When I was young and foolish, I used to commute into the center of London on a motorbike. It was a fast commute that involved silly speeds and very questionable riding decisions as I, and the many other motorcycle riders, rushed to get to work as quickly as possible. Bumper-to-bumper cars just added to the fun, as we all zipped through the gaps. I’d arrive with my adrenaline pumping, ready to take on the heady world of technology journalism… and a little smug thinking about the commuters stuck in traffic 20 miles back. It was a fun, and not very smart way to commute: somehow I’m still here to write about it.
Not to age myself too much, but this was the pre-smartphone world, and navigation involved hastily written down directions taped to the gas tank in front of me. When I veered off my usual route, I often found myself lost and confused. Perhaps, in hindsight, a slower pace would have meant more time to get the directions right.
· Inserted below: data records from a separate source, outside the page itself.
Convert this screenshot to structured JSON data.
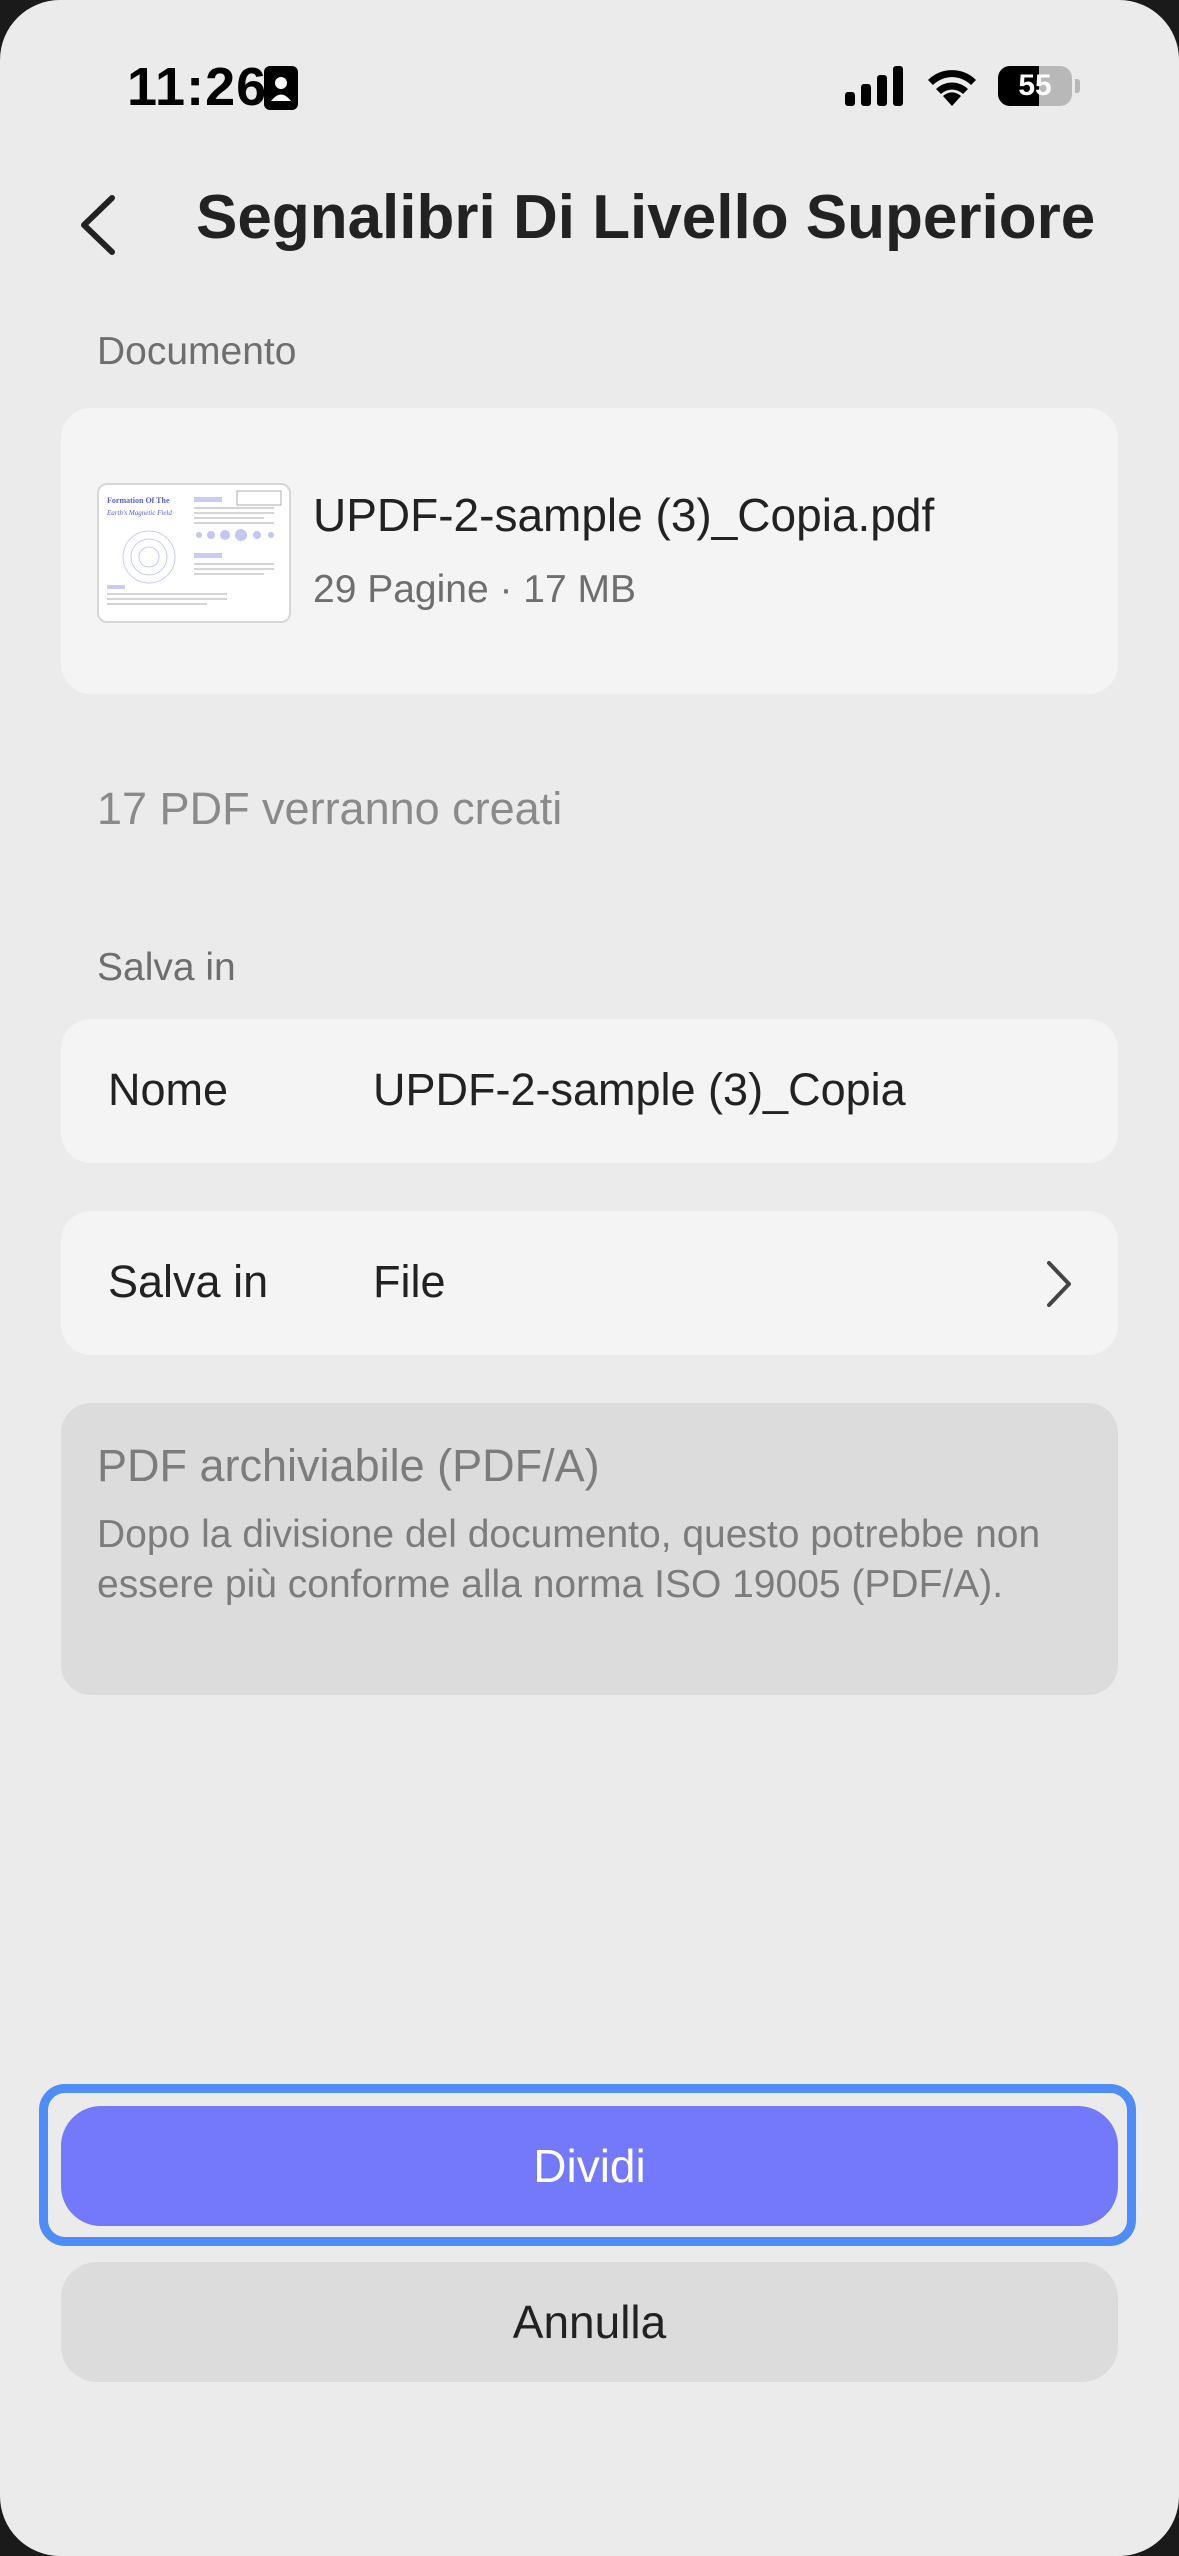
{
  "status_bar": {
    "time": "11:26",
    "battery_level": "55",
    "battery_fraction": 0.55,
    "icons": [
      "id-card-icon",
      "cellular-signal-icon",
      "wifi-icon",
      "battery-icon"
    ]
  },
  "header": {
    "back_icon": "chevron-left-icon",
    "title": "Segnalibri Di Livello Superiore"
  },
  "document_section": {
    "label": "Documento",
    "file": {
      "name": "UPDF-2-sample (3)_Copia.pdf",
      "meta": "29 Pagine · 17 MB",
      "thumbnail_heading_line1": "Formation Of The",
      "thumbnail_heading_line2": "Earth's Magnetic Field"
    }
  },
  "info": {
    "count_text": "17 PDF verranno creati"
  },
  "save_section": {
    "label": "Salva in",
    "name_row": {
      "label": "Nome",
      "value": "UPDF-2-sample (3)_Copia"
    },
    "location_row": {
      "label": "Salva in",
      "value": "File",
      "icon": "chevron-right-icon"
    }
  },
  "pdfa_notice": {
    "title": "PDF archiviabile (PDF/A)",
    "description": "Dopo la divisione del documento, questo potrebbe non essere più conforme alla norma ISO 19005 (PDF/A)."
  },
  "actions": {
    "primary_label": "Dividi",
    "secondary_label": "Annulla"
  },
  "colors": {
    "background": "#ebebeb",
    "card": "#f4f4f4",
    "primary_button": "#7478fb",
    "focus_outline": "#4f8cf7",
    "secondary_button": "#dcdcdc"
  }
}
A far older (but not necessarily much wiser) me decided to revisit my motorcycle ways earlier this week, choosing to spend the first full day in Vegas riding as far away from it as I could. Times have changed: I’m slower and a little more aware of my own mortality, and the “retro” Triumph Bonneville was far more advanced than my old bike in terms of performance and handling. But the most obvious change was just how great turn-by-turn navigation has become. With Google Maps’ navigation on, but the phone safely zipped away in a pocket, I used my Pixel Buds to get all the navigation I needed. And, 99 percent of the time, the directions were flawless (the one percent was completely user error), with the voice in my ear telling me what to do next, and with no sudden surprises. Of course, squeezing the helmet on without yanking the Buds out of my ears took some time and effort, but the pain was well worth it.
But while the navigation is a great improvement compared to 20 years ago, little else has changed. Or at least, I thought so till I started exploring CES. The industry, it appears, is on the cusp of some major technology revolution. A case in point is Harley Davidson showing off its new electric-powered “hog”. But the more subtle – and very useful – iteration appears to be with the helmets: a few vendors are starting to add better technology into the head gear, addressing navigation – and safety – issues. Skully Technology is leading this charge, with a helmet that has a camera in the back of it, and a small head-up display that shows you what is rushing up behind you, as well as directions and built-in headphones. As a result, you can now get the key features you need integrated into the helmet, rather than squeezing those Buds past the helmet’s padding. Skully is not alone in this quest, although it is first to market. Borderless Inc is at CES to show off its take on the connected helmet – the CrossHelmet – which has similar functionality and I’m sure I’m going to bump into one or two more as I crisscross the multitude of show floors here in Vegas.
Beyond meaning that I may be a little more aware on the road – and with even less chance of getting lost – these innovations demonstrate how the wearables market is truly starting to move beyond the old anchor products of fitness trackers and smartwatches. Sure, these two products still dwarf all others in the wearables space, but what we are seeing at CES is a resurgence of the wearables space into new categories. That means we are poised to see far more innovation within the space and I, for one, am excited to see where the road ahead lies.